— Joe, his wife, Tammy, and sons Joshua and Jacob of Peoria, Arizona
— Rae Ann, her husband, Jack Frank, and children Jack III and Genevieve of Alpharetta, Georgia
Even with the responsibilities of running a growing business and raising a large family, Bob found time for community service. Church and school were a priority — he served as a member of St. Lawrence Parish Parents Club and president of the Kuemper High School Parents Club. He was active in the Knights of Columbus, served on the Chamber of Commerce Board of Directors, and was chosen as “Boss of the Year” by the Carroll Jaycees. He was a member of the Maurice Dunn Post No. 7, American Legion Honor Guard beginning in 1948 and served a term as second vice commander of the post.
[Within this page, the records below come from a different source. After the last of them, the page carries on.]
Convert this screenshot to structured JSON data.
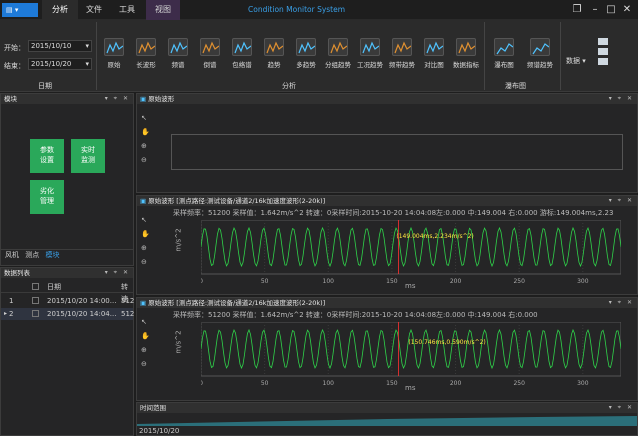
{
  "app": {
    "title": "Condition Monitor System"
  },
  "tabs": [
    "分析",
    "文件",
    "工具",
    "视图"
  ],
  "ribbon": {
    "start_label": "开始：",
    "start_value": "2015/10/10",
    "end_label": "结束：",
    "end_value": "2015/10/20",
    "date_group": "日期",
    "analysis_group": "分析",
    "waterfall_group": "瀑布图",
    "data_label": "数据",
    "buttons": [
      "原始",
      "长波形",
      "频谱",
      "倒谱",
      "包络谱",
      "趋势",
      "多趋势",
      "分组趋势",
      "工况趋势",
      "频带趋势",
      "对比图",
      "数据指标"
    ],
    "waterfall_buttons": [
      "瀑布图",
      "频谱趋势"
    ]
  },
  "module_panel": {
    "title": "模块",
    "buttons": [
      "参数\n设置",
      "实时\n监测",
      "劣化\n管理"
    ],
    "tabs": [
      "风机",
      "测点",
      "模块"
    ]
  },
  "data_list": {
    "title": "数据列表",
    "header_date": "日期",
    "header_sn": "转速",
    "rows": [
      {
        "idx": "1",
        "date": "2015/10/20 14:00...",
        "val": "512"
      },
      {
        "idx": "2",
        "date": "2015/10/20 14:04...",
        "val": "512"
      }
    ]
  },
  "waves": [
    {
      "title": "原始波形",
      "empty": true
    },
    {
      "title": "原始波形 [测点路径:测试设备/通道2/16k加速度波形(2-20k)]",
      "info": "采样频率：51200   采样值：1.642m/s^2   转速：0采样时间:2015-10-20 14:04:08左:0.000  中:149.004  右:0.000    游标:149.004ms,2.23",
      "ylabel": "m/s^2",
      "xlabel": "ms",
      "cursor_label": "(149.004ms,2.234m/s^2)",
      "cursor_color": "#ff3030",
      "xticks": [
        "0",
        "50",
        "100",
        "150",
        "200",
        "250",
        "300"
      ],
      "yticks": [
        "2",
        "0",
        "-2"
      ]
    },
    {
      "title": "原始波形 [测点路径:测试设备/通道2/16k加速度波形(2-20k)]",
      "info": "采样频率：51200   采样值：1.642m/s^2   转速：0采样时间:2015-10-20 14:04:08左:0.000  中:149.004  右:0.000",
      "ylabel": "m/s^2",
      "xlabel": "ms",
      "cursor_label": "(150.746ms,0.590m/s^2)",
      "cursor_color": "#ff3030",
      "xticks": [
        "0",
        "50",
        "100",
        "150",
        "200",
        "250",
        "300"
      ],
      "yticks": [
        "2",
        "0",
        "-2"
      ]
    }
  ],
  "time_range": {
    "title": "时间范围",
    "date": "2015/10/20"
  },
  "colors": {
    "wave": "#2fd34a",
    "accent": "#1e7ad8",
    "grid": "#3a3a3a"
  }
}
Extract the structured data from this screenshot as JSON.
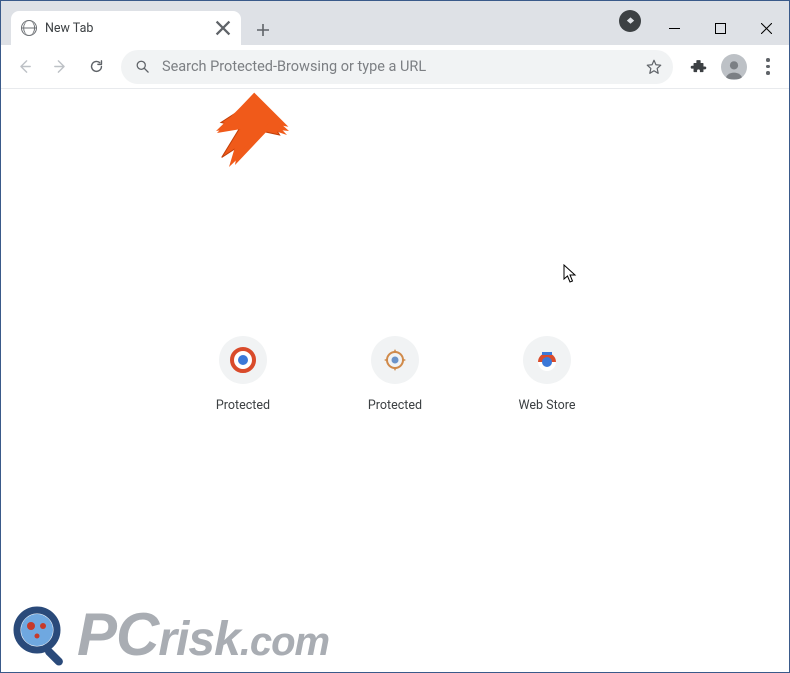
{
  "window": {
    "tab_title": "New Tab",
    "controls": {
      "min": "minimize",
      "max": "maximize",
      "close": "close"
    }
  },
  "toolbar": {
    "back": "Back",
    "forward": "Forward",
    "reload": "Reload",
    "omnibox_placeholder": "Search Protected-Browsing or type a URL",
    "bookmark": "Bookmark",
    "extensions": "Extensions",
    "profile": "Profile",
    "menu": "Menu"
  },
  "content": {
    "shortcuts": [
      {
        "label": "Protected",
        "icon": "shield"
      },
      {
        "label": "Protected",
        "icon": "gear"
      },
      {
        "label": "Web Store",
        "icon": "bag"
      }
    ]
  },
  "watermark": {
    "text_pc": "PC",
    "text_rest": "risk",
    "text_dom": ".com"
  },
  "colors": {
    "tabstrip_bg": "#dee1e6",
    "omnibox_bg": "#f1f3f4",
    "text_muted": "#5f6368",
    "arrow": "#f05a1a"
  }
}
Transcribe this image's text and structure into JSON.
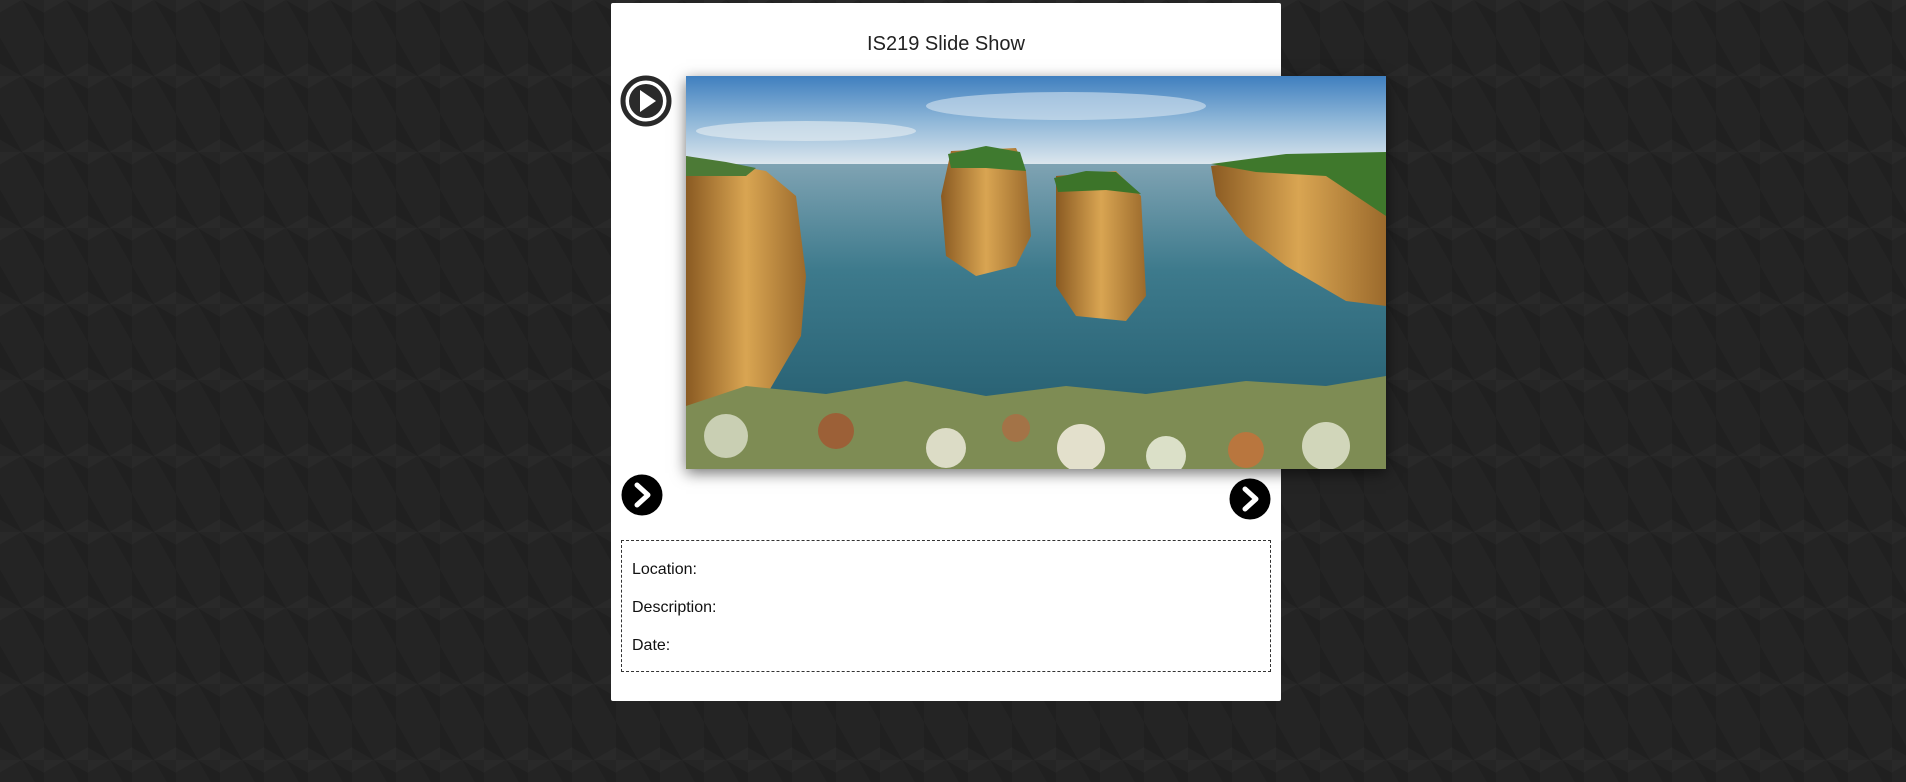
{
  "page": {
    "title": "IS219 Slide Show"
  },
  "controls": {
    "play_icon": "play-circle-icon",
    "prev_icon": "chevron-right-circle-icon",
    "next_icon": "chevron-right-circle-icon"
  },
  "info": {
    "location_label": "Location:",
    "description_label": "Description:",
    "date_label": "Date:"
  },
  "colors": {
    "background": "#242424",
    "panel": "#ffffff",
    "button": "#000000"
  }
}
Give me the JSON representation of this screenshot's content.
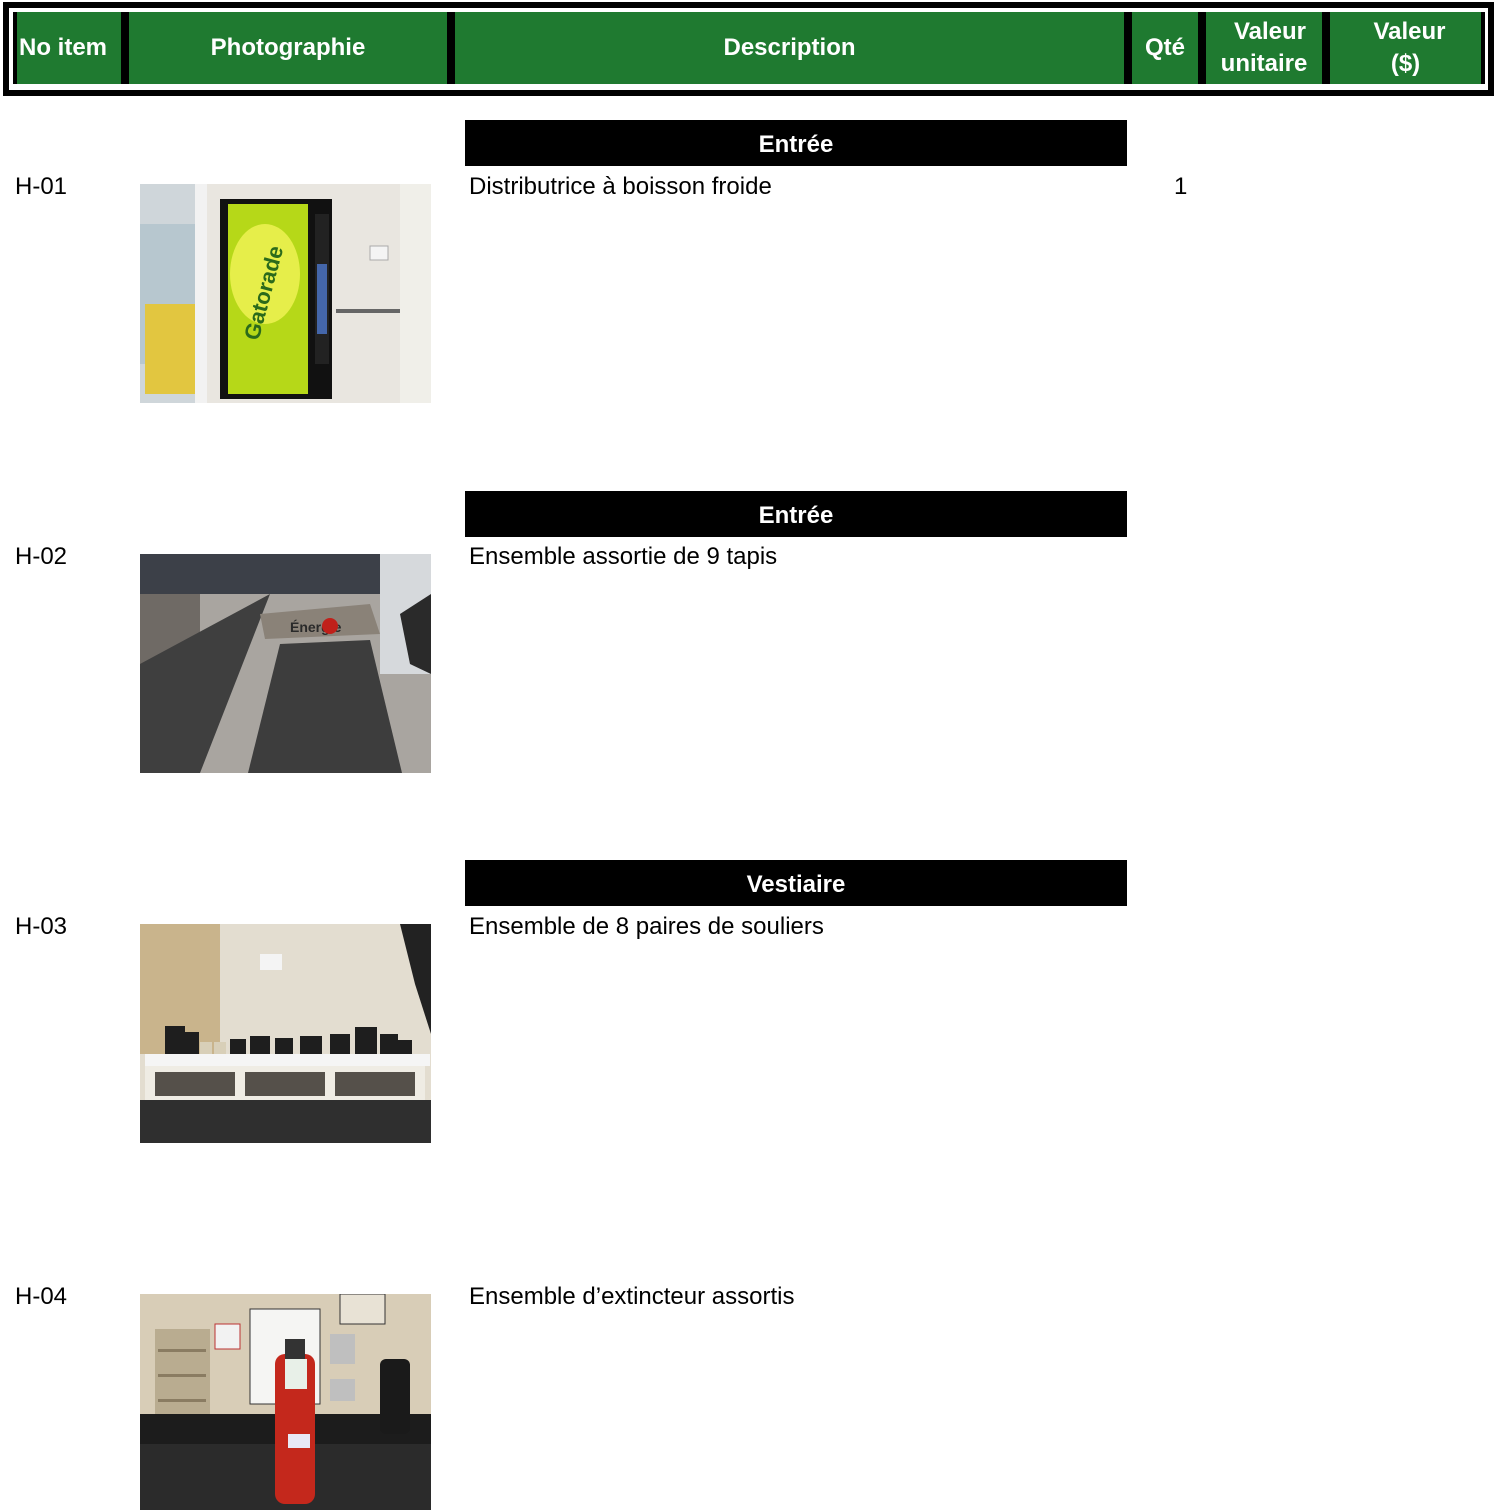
{
  "header": {
    "no_item": "No item",
    "photographie": "Photographie",
    "description": "Description",
    "qte": "Qté",
    "valeur_unitaire_line1": "Valeur",
    "valeur_unitaire_line2": "unitaire",
    "valeur_line1": "Valeur",
    "valeur_line2": "($)"
  },
  "items": [
    {
      "no": "H-01",
      "section": "Entrée",
      "description": "Distributrice à boisson froide",
      "qty": "1",
      "photo": "vending-machine-photo"
    },
    {
      "no": "H-02",
      "section": "Entrée",
      "description": "Ensemble assortie de 9 tapis",
      "qty": "",
      "photo": "floor-mats-photo"
    },
    {
      "no": "H-03",
      "section": "Vestiaire",
      "description": "Ensemble de 8 paires de souliers",
      "qty": "",
      "photo": "shoes-bench-photo"
    },
    {
      "no": "H-04",
      "section": "",
      "description": "Ensemble d’extincteur assortis",
      "qty": "",
      "photo": "fire-extinguisher-photo"
    }
  ],
  "colors": {
    "header_green": "#1f7a30",
    "section_black": "#000000"
  }
}
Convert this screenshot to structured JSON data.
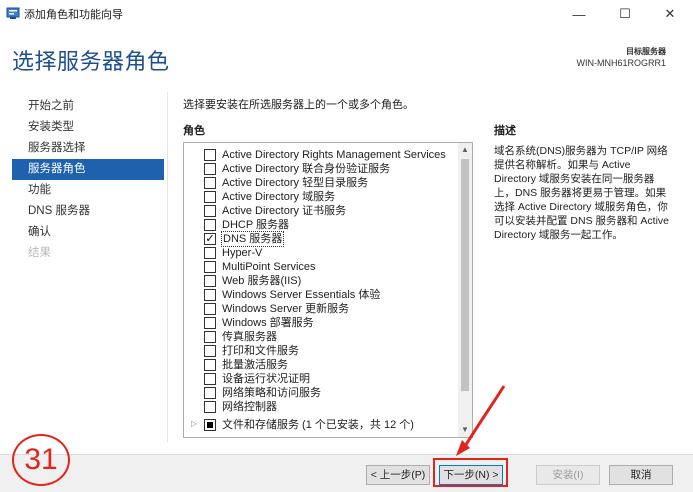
{
  "window": {
    "title": "添加角色和功能向导",
    "minimize_glyph": "—",
    "maximize_glyph": "☐",
    "close_glyph": "✕"
  },
  "header": {
    "title": "选择服务器角色",
    "target_label": "目标服务器",
    "target_server": "WIN-MNH61ROGRR1"
  },
  "nav": {
    "items": [
      {
        "label": "开始之前",
        "state": "normal"
      },
      {
        "label": "安装类型",
        "state": "normal"
      },
      {
        "label": "服务器选择",
        "state": "normal"
      },
      {
        "label": "服务器角色",
        "state": "active"
      },
      {
        "label": "功能",
        "state": "normal"
      },
      {
        "label": "DNS 服务器",
        "state": "normal"
      },
      {
        "label": "确认",
        "state": "normal"
      },
      {
        "label": "结果",
        "state": "disabled"
      }
    ]
  },
  "main": {
    "instruction": "选择要安装在所选服务器上的一个或多个角色。",
    "roles_heading": "角色",
    "roles": [
      {
        "label": "Active Directory Rights Management Services",
        "checked": ""
      },
      {
        "label": "Active Directory 联合身份验证服务",
        "checked": ""
      },
      {
        "label": "Active Directory 轻型目录服务",
        "checked": ""
      },
      {
        "label": "Active Directory 域服务",
        "checked": ""
      },
      {
        "label": "Active Directory 证书服务",
        "checked": ""
      },
      {
        "label": "DHCP 服务器",
        "checked": ""
      },
      {
        "label": "DNS 服务器",
        "checked": "✓"
      },
      {
        "label": "Hyper-V",
        "checked": ""
      },
      {
        "label": "MultiPoint Services",
        "checked": ""
      },
      {
        "label": "Web 服务器(IIS)",
        "checked": ""
      },
      {
        "label": "Windows Server Essentials 体验",
        "checked": ""
      },
      {
        "label": "Windows Server 更新服务",
        "checked": ""
      },
      {
        "label": "Windows 部署服务",
        "checked": ""
      },
      {
        "label": "传真服务器",
        "checked": ""
      },
      {
        "label": "打印和文件服务",
        "checked": ""
      },
      {
        "label": "批量激活服务",
        "checked": ""
      },
      {
        "label": "设备运行状况证明",
        "checked": ""
      },
      {
        "label": "网络策略和访问服务",
        "checked": ""
      },
      {
        "label": "网络控制器",
        "checked": ""
      },
      {
        "label": "文件和存储服务 (1 个已安装，共 12 个)",
        "checked": "",
        "expander": "▷"
      }
    ],
    "description_heading": "描述",
    "description_text": "域名系统(DNS)服务器为 TCP/IP 网络提供名称解析。如果与 Active Directory 域服务安装在同一服务器上，DNS 服务器将更易于管理。如果选择 Active Directory 域服务角色，你可以安装并配置 DNS 服务器和 Active Directory 域服务一起工作。"
  },
  "footer": {
    "prev_label": "< 上一步(P)",
    "next_label": "下一步(N) >",
    "install_label": "安装(I)",
    "cancel_label": "取消"
  },
  "annotation": {
    "step_number": "31",
    "color": "#e2241b"
  },
  "colors": {
    "accent": "#1e61ae",
    "title": "#1d4f91"
  }
}
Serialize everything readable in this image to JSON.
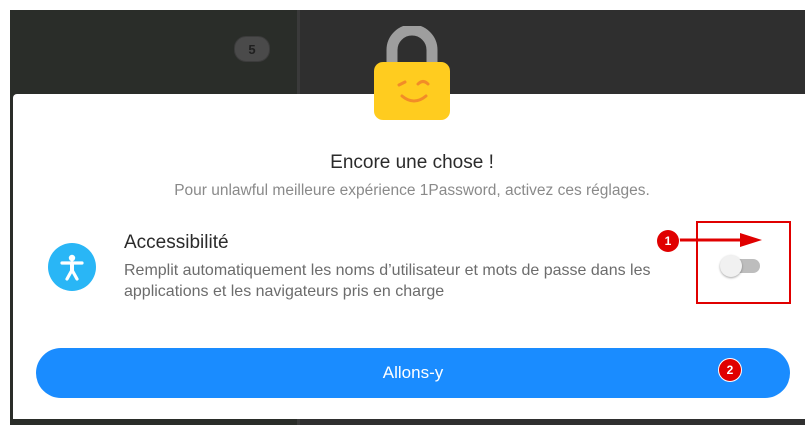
{
  "background": {
    "badge_count": "5"
  },
  "dialog": {
    "title": "Encore une chose !",
    "subtitle": "Pour unlawful meilleure expérience 1Password, activez ces réglages.",
    "accessibility": {
      "title": "Accessibilité",
      "description": "Remplit automatiquement les noms d’utilisateur et mots de passe dans les applications et les navigateurs pris en charge",
      "toggle_on": false,
      "icon": "accessibility-icon"
    },
    "primary_button_label": "Allons-y"
  },
  "annotations": {
    "marker_1": "1",
    "marker_2": "2"
  },
  "colors": {
    "accent": "#1a8cff",
    "accessibility_icon_bg": "#29b6f6",
    "lock_body": "#ffcc1f",
    "lock_shackle": "#9e9e9e",
    "annotation_red": "#e00000"
  }
}
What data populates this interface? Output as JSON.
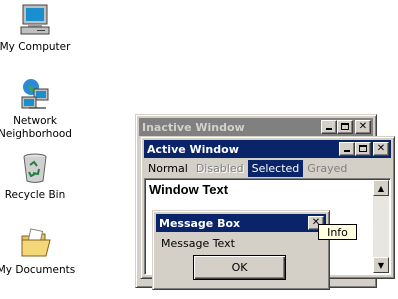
{
  "desktop": {
    "icons": [
      {
        "label": "My Computer",
        "icon": "computer-icon"
      },
      {
        "label": "Network",
        "label2": "Neighborhood",
        "icon": "network-icon"
      },
      {
        "label": "Recycle Bin",
        "icon": "recycle-bin-icon"
      },
      {
        "label": "My Documents",
        "icon": "folder-icon"
      }
    ]
  },
  "inactive_window": {
    "title": "Inactive Window"
  },
  "active_window": {
    "title": "Active Window",
    "menu": {
      "normal": "Normal",
      "disabled": "Disabled",
      "selected": "Selected",
      "grayed": "Grayed"
    },
    "client_text": "Window Text"
  },
  "message_box": {
    "title": "Message Box",
    "text": "Message Text",
    "ok_label": "OK"
  },
  "tooltip": {
    "text": "Info"
  },
  "colors": {
    "active_title": "#0a246a",
    "inactive_title": "#808080",
    "face": "#d4d0c8",
    "tooltip_bg": "#ffffe1"
  }
}
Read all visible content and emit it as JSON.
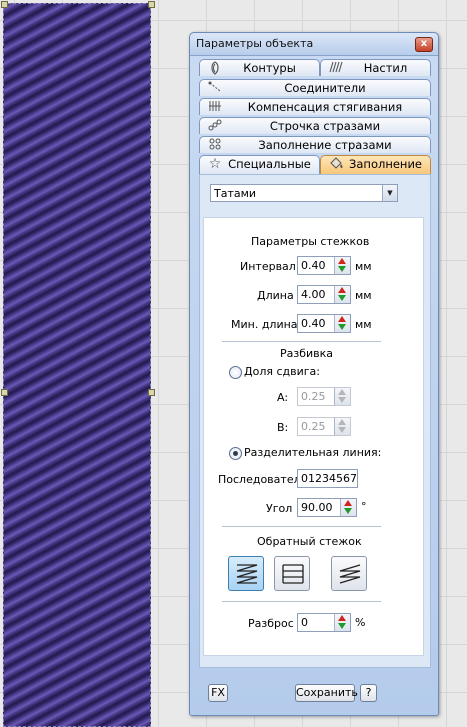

He also served as chairman of the Legion Boy Scouts Committee from 1948 to 1960.
Kloser Seed Store eventually moved to a main office along Highway 30 near the Wernimont Building and across the road from where Drees Oil Co. was previously located. As the business expanded, a fertilizer plant and maintenance shop were located near Highway 30 on North West Street. In the mid-1980s, Walmart was interested in opening a store in Carroll and desired the property where the fertilizer plant was situated. About the same time, the Iowa Department of Transportation wished to reconfigure Highway 30 where the store office was located. Bob was nearing the usual retirement age, and given that the farm economy was in the midst of a difficult period, all signs suggested it was time to call an end to Kloser Seed Store.
For their 40th wedding anniversary in 1990, Bob and Mary joined a tour group going to England and had the opportunity to tour his old Army base. Other trips over the years included visits to Spain, Hawaii and the Caribbean. They also enjoyed “snowbirding” for many winters in the Phoenix area, where son Joe and his family live.
For a Christmas present this past year, Bob received an Amazon Echo Show and now can have video chats with his children. He continues to read the Carroll and Omaha newspapers. He noted, with his wry humor, “When you get to be a hundred, you’re just hanging around — getting in people’s way. I’ll try to put up with myself.”